[DATA UNDER STUDY Boundary: Start]
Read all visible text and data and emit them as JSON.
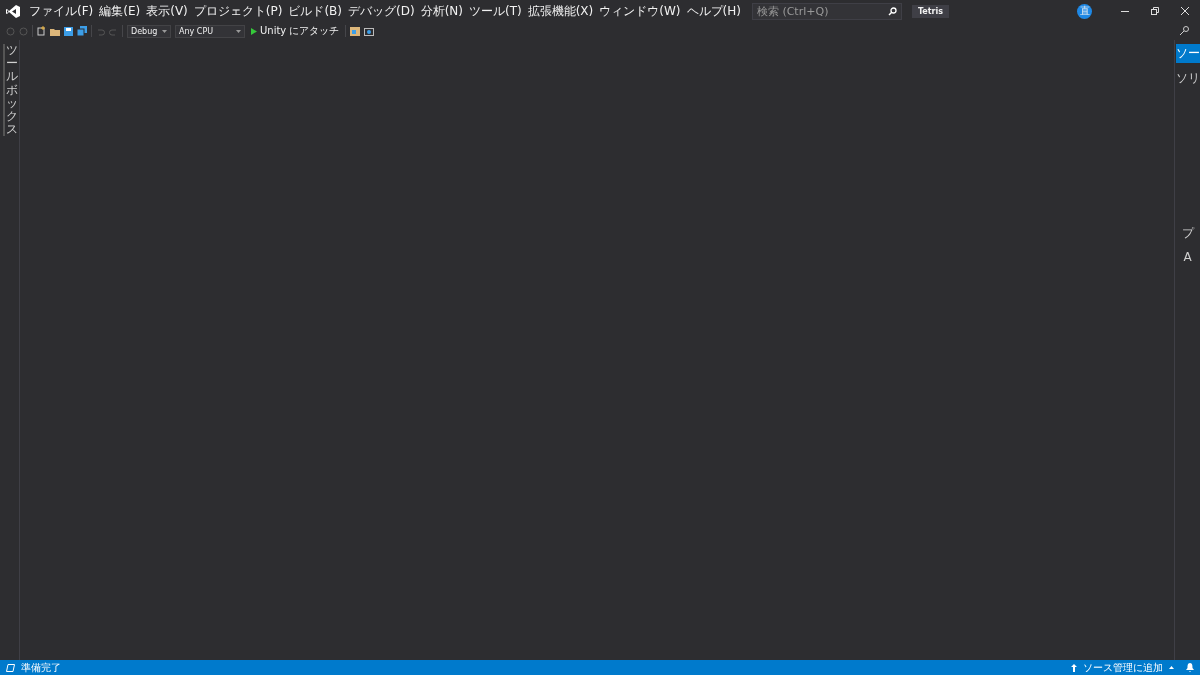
{
  "menu": [
    "ファイル(F)",
    "編集(E)",
    "表示(V)",
    "プロジェクト(P)",
    "ビルド(B)",
    "デバッグ(D)",
    "分析(N)",
    "ツール(T)",
    "拡張機能(X)",
    "ウィンドウ(W)",
    "ヘルプ(H)"
  ],
  "search": {
    "placeholder": "検索 (Ctrl+Q)"
  },
  "solution_name": "Tetris",
  "avatar": "直",
  "toolbar": {
    "configuration": "Debug",
    "platform": "Any CPU",
    "run_target": "Unity にアタッチ"
  },
  "left_tabs": [
    {
      "label": "ツールボックス"
    }
  ],
  "right_tabs": [
    {
      "label": "ソー",
      "selected": true
    },
    {
      "label": "ソリ",
      "selected": false
    },
    {
      "label": "プ",
      "selected": false
    },
    {
      "label": "A",
      "selected": false
    }
  ],
  "status_bar": {
    "message": "準備完了",
    "source_control": "ソース管理に追加"
  }
}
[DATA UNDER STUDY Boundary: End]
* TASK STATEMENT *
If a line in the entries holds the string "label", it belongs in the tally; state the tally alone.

* RESULT OF THIS TASK *
5